* **Exercise prompt**: Once the data has been read, return all of it precisely as written.

(Dataset rows for apps and sites)
»»
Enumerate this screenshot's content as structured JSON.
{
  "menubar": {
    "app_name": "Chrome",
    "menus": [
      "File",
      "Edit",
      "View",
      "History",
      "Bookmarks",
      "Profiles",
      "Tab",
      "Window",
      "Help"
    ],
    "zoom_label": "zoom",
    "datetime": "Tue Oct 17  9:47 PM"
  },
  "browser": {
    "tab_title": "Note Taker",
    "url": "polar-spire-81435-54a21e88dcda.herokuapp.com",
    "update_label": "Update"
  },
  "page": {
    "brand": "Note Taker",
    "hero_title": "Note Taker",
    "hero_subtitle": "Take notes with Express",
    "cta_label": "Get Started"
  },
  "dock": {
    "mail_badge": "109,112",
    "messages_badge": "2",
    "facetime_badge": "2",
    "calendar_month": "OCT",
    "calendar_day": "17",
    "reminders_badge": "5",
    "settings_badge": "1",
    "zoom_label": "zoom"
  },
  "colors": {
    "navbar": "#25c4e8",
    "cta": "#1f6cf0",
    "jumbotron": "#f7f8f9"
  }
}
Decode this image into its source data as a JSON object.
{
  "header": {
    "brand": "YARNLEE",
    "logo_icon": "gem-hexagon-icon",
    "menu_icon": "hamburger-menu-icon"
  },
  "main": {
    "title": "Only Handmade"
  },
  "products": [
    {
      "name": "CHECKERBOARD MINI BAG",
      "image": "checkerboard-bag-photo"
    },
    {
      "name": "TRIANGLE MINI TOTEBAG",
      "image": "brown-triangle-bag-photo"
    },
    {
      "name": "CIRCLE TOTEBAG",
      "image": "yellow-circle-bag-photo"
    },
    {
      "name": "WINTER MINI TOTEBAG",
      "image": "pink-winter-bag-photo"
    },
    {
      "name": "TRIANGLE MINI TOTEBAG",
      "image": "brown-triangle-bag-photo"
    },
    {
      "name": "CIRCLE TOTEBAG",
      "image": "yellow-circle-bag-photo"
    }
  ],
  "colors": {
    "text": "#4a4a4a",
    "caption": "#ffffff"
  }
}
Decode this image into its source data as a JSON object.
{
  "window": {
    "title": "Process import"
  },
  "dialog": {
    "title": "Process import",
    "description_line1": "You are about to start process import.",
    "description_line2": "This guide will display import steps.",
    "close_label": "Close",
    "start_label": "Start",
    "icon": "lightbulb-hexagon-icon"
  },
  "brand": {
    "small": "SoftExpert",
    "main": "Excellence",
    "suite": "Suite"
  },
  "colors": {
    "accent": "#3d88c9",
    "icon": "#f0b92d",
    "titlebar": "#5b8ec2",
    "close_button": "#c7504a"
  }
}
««
* **Solution to this problem**:
Enumerate this screenshot's content as structured JSON.
{
  "menubar": {
    "app_name": "Chrome",
    "menus": [
      "File",
      "Edit",
      "View",
      "History",
      "Bookmarks",
      "Profiles",
      "Tab",
      "Window",
      "Help"
    ],
    "zoom_label": "zoom",
    "datetime": "Tue Oct 17  9:47 PM"
  },
  "browser": {
    "tab_title": "Note Taker",
    "url": "polar-spire-81435-54a21e88dcda.herokuapp.com",
    "update_label": "Update"
  },
  "page": {
    "brand": "Note Taker",
    "hero_title": "Note Taker",
    "hero_subtitle": "Take notes with Express",
    "cta_label": "Get Started"
  },
  "dock": {
    "mail_badge": "109,112",
    "messages_badge": "2",
    "facetime_badge": "2",
    "calendar_month": "OCT",
    "calendar_day": "17",
    "reminders_badge": "5",
    "settings_badge": "1",
    "zoom_label": "zoom"
  },
  "colors": {
    "navbar": "#25c4e8",
    "cta": "#1f6cf0",
    "jumbotron": "#f7f8f9"
  }
}
Decode this image into its source data as a JSON object.
{
  "header": {
    "brand": "YARNLEE",
    "logo_icon": "gem-hexagon-icon",
    "menu_icon": "hamburger-menu-icon"
  },
  "main": {
    "title": "Only Handmade"
  },
  "products": [
    {
      "name": "CHECKERBOARD MINI BAG",
      "image": "checkerboard-bag-photo"
    },
    {
      "name": "TRIANGLE MINI TOTEBAG",
      "image": "brown-triangle-bag-photo"
    },
    {
      "name": "CIRCLE TOTEBAG",
      "image": "yellow-circle-bag-photo"
    },
    {
      "name": "WINTER MINI TOTEBAG",
      "image": "pink-winter-bag-photo"
    },
    {
      "name": "TRIANGLE MINI TOTEBAG",
      "image": "brown-triangle-bag-photo"
    },
    {
      "name": "CIRCLE TOTEBAG",
      "image": "yellow-circle-bag-photo"
    }
  ],
  "colors": {
    "text": "#4a4a4a",
    "caption": "#ffffff"
  }
}
Decode this image into its source data as a JSON object.
{
  "window": {
    "title": "Process import"
  },
  "dialog": {
    "title": "Process import",
    "description_line1": "You are about to start process import.",
    "description_line2": "This guide will display import steps.",
    "close_label": "Close",
    "start_label": "Start",
    "icon": "lightbulb-hexagon-icon"
  },
  "brand": {
    "small": "SoftExpert",
    "main": "Excellence",
    "suite": "Suite"
  },
  "colors": {
    "accent": "#3d88c9",
    "icon": "#f0b92d",
    "titlebar": "#5b8ec2",
    "close_button": "#c7504a"
  }
}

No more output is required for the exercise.